In a rare appeal for public feedback, the Competition Bureau has issued a request for information to further its investigation into the proposed acquisition of Shaw by Rogers.

The Bureau is seeking submissions from the Canadian public and market participants into their current experiences with wireless service, internet service for small businesses and fibre servcies. Submissions are open until Oct. 29.

First announced in March, the proposed acquisition was anticipated to draw intense regulatory scrutiny for how it may impact the Canadian wireless market, which is already seen by many Canadians as being too expensive and controlled by too few companies. Last month, the Bureau announced it had acquired court orders required to advance its investigation and could compel companies like Bell, Telus and Videotron to produce relevant records.

While much of the scrutiny is being placed on the wireless market, the Bureau’s RFI also covers the broadcasting space, and is looking at the supply of programming to television providers and the provision of relay distribution services to BDUs.

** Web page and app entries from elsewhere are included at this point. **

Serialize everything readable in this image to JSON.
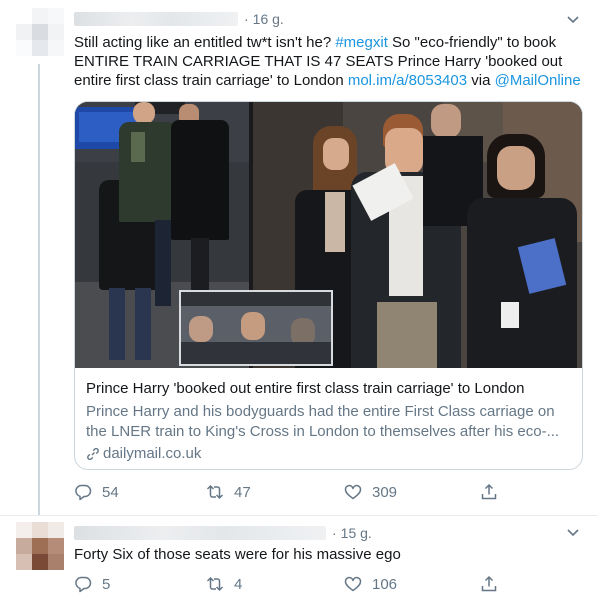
{
  "tweets": [
    {
      "time": "16 g.",
      "text_plain": "Still acting like an entitled tw*t isn't he? ",
      "hashtag": "#megxit",
      "text_mid": " So \"eco-friendly\" to book ENTIRE TRAIN CARRIAGE THAT IS 47 SEATS Prince Harry 'booked out entire first class train carriage' to London ",
      "url": "mol.im/a/8053403",
      "via": " via ",
      "mention": "@MailOnline",
      "card": {
        "title": "Prince Harry 'booked out entire first class train carriage' to London",
        "description": "Prince Harry and his bodyguards had the entire First Class carriage on the LNER train to King's Cross in London to themselves after his eco-...",
        "domain": "dailymail.co.uk"
      },
      "actions": {
        "replies": "54",
        "retweets": "47",
        "likes": "309"
      }
    },
    {
      "time": "15 g.",
      "text": "Forty Six of those seats were for his massive ego",
      "actions": {
        "replies": "5",
        "retweets": "4",
        "likes": "106"
      }
    }
  ],
  "colors": {
    "link": "#1b95e0",
    "secondary_text": "#657786",
    "border": "#ccd6dd"
  },
  "icons": [
    "caret-down-icon",
    "reply-icon",
    "retweet-icon",
    "like-icon",
    "share-icon",
    "link-icon"
  ]
}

Last week, Corus – which was spun off from Shaw in 1999 – said in a letter to the CRTC that if the merger were to go through, the $12 million Shaw has paid to fulfill its obligation to support Canadian content and news would go to Rogers’ Citytv, instead of its own Global network. The company says that would threaten local news and be especially damaging in communities where Global is a primary outlet.

With files from Chris Lombardo.